- 2Be present or occur at the same time as (something else): the illness is often accompanied by nausea (as adjective accompanying) the accompanying documentationMore example sentences
occur with, co-occur with, coexist with, go with, go together with, go hand in hand with, appear with, be attended by
- Nausea or vomiting often accompanies the pain, which is visceral in origin and occurs as a result of distension of the gallbladder due to an obstruction or to the passage of a stone through the cystic duct.
- Nausea and dizziness often accompany these reactions, indicating a reduction of the output of blood from the heart.
- Nausea accompanies many causes of abdominal pain.
- 2.1Provide (something) as a complement or addition to something else: home-cooked ham accompanied by brown breadMore example sentences
- We settled for the beef and the chicken dish, which was accompanied by ham.
- The fries were hot but much too salty, and the tossed salad accompanying the Philly was brown and limp.
- The generous portion of shrimp was covered in a delicious spicy brown sauce and accompanied by a plain white bun.
- 3Play a musical accompaniment for.More example sentences
back, play with, play for, support
- Dantone and his ensemble of 18 musicians accompany Scholl with dynamism.
- Sigrid accompanies the Bryan Chorale and serves as pianist at Hixson Presbyterian Church.
- The dazzlingly choreographed fireworks performances will be accompanied by a musical programme.

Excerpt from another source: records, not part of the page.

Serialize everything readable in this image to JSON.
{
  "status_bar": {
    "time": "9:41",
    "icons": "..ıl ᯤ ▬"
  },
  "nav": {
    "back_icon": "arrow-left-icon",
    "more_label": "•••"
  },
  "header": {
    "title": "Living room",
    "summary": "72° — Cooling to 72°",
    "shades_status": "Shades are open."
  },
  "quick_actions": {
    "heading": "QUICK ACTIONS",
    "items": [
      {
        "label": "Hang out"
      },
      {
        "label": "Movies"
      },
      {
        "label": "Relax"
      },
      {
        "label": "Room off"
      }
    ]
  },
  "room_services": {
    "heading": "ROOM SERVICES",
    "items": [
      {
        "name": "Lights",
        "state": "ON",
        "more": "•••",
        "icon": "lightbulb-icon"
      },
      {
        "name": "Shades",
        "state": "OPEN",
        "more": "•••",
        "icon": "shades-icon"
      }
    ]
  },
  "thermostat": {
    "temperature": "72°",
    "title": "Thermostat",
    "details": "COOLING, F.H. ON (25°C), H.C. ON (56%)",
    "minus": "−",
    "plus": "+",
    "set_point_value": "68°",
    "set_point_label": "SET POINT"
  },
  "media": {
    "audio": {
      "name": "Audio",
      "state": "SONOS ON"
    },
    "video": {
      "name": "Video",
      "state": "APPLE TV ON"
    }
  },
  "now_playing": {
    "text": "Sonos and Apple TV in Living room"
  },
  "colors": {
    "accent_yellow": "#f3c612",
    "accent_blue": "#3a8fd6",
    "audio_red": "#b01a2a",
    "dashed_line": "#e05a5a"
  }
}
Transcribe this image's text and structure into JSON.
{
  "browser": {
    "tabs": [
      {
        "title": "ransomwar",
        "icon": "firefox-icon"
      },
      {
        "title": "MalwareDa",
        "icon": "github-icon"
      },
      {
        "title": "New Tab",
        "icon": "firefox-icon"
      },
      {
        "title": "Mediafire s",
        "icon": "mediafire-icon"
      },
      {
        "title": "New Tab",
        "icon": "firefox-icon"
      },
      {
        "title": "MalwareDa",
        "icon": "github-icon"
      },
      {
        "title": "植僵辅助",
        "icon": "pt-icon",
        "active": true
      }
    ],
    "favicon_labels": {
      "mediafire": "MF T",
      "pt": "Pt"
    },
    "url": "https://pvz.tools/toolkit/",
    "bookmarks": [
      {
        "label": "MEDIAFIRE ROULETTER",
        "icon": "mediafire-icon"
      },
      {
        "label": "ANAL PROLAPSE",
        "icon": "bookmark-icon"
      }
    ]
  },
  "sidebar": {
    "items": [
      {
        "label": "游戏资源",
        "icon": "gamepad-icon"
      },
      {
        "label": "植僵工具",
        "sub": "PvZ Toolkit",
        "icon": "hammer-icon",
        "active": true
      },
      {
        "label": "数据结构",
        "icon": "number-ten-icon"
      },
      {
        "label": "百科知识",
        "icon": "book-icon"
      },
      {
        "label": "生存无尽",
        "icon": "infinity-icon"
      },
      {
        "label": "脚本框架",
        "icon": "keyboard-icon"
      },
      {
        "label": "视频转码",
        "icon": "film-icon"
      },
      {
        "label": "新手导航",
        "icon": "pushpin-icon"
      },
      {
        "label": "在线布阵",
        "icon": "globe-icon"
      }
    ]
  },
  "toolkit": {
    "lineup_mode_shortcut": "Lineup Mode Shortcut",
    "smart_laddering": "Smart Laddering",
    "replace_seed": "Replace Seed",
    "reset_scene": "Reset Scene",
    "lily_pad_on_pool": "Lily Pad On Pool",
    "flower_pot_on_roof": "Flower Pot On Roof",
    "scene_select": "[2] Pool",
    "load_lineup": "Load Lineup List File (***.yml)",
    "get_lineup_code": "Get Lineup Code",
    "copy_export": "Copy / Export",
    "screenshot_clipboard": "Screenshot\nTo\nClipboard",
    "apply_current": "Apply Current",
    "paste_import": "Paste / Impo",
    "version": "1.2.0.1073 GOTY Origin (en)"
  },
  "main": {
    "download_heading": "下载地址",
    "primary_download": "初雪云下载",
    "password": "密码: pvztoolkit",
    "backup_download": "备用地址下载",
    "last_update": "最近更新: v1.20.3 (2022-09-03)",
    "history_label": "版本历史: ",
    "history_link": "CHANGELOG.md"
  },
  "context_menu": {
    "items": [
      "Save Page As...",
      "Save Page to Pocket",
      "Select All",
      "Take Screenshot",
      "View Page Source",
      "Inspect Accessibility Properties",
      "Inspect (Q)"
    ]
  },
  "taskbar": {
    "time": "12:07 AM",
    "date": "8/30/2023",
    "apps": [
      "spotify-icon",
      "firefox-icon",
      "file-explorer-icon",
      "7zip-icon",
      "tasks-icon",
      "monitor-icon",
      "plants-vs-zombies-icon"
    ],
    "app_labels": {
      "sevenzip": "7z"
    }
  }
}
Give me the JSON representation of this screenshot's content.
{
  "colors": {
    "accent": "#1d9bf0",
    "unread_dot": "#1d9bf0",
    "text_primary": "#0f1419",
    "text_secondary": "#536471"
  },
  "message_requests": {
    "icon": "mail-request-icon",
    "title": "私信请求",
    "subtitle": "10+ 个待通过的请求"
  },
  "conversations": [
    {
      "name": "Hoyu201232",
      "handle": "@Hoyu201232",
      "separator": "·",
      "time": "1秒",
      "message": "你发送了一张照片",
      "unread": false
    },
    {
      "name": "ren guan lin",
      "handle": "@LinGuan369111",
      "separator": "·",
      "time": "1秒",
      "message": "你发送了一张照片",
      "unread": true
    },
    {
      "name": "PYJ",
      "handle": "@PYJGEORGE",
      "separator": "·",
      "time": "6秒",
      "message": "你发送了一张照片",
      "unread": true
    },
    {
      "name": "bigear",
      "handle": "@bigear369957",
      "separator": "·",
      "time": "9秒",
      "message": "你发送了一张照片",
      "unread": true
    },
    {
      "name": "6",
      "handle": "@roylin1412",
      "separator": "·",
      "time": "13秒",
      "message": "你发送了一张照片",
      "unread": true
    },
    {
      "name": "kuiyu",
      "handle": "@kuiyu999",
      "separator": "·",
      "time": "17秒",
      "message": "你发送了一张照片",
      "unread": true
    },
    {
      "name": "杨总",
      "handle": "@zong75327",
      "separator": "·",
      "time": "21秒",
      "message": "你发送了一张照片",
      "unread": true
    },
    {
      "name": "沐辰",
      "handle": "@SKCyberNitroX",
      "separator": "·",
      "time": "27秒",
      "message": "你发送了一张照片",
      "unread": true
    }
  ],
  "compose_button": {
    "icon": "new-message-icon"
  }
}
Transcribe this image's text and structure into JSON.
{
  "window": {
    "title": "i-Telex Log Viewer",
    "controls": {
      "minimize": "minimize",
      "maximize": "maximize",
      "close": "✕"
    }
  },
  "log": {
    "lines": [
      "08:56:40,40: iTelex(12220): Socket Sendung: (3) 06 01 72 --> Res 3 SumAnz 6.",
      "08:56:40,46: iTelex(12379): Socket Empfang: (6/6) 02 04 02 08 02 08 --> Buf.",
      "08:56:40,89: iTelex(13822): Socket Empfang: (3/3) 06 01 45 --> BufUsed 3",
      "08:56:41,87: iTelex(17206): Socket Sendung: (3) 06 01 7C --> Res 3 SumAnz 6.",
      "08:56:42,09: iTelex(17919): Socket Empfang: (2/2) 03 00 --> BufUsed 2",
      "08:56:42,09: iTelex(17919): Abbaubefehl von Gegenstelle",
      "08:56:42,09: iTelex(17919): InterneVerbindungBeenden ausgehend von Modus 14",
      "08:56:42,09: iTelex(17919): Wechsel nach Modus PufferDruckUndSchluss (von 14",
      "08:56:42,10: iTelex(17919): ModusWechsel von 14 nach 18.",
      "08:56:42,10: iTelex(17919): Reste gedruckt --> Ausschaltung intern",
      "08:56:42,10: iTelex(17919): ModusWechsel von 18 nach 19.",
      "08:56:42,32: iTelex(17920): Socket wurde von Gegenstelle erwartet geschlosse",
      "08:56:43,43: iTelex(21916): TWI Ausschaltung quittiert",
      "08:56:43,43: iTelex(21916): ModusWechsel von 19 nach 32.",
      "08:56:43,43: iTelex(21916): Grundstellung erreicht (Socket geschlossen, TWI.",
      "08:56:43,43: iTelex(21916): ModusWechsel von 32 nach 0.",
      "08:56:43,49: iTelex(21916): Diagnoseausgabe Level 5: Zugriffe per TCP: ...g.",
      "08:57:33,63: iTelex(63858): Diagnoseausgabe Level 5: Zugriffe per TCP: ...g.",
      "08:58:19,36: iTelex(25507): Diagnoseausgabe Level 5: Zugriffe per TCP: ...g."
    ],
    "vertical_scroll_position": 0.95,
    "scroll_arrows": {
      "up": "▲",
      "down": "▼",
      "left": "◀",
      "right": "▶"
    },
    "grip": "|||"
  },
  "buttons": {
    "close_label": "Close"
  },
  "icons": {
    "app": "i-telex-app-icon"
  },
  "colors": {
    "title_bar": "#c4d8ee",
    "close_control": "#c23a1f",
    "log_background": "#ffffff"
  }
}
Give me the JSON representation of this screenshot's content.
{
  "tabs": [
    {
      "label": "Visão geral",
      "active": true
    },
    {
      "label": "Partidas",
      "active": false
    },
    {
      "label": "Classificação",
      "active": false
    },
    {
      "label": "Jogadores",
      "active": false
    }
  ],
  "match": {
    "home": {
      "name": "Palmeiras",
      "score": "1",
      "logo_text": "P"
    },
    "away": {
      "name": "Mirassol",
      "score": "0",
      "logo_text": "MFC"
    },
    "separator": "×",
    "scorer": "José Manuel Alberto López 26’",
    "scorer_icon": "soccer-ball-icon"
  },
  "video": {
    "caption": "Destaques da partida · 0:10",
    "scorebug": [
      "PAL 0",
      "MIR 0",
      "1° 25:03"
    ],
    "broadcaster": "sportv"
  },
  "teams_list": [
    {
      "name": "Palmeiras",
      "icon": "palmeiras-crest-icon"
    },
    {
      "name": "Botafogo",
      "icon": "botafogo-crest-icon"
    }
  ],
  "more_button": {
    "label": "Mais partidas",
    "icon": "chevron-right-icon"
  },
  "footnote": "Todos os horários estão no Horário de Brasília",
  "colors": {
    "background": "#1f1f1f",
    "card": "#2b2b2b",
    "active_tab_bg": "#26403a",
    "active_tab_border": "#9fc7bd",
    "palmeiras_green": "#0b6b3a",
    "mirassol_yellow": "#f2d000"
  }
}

late Middle English: from Old French accompagner, from a- (from Latin ad 'to, at') + compagne, from Old French compaignon 'companion'. The spelling change was due to association with company.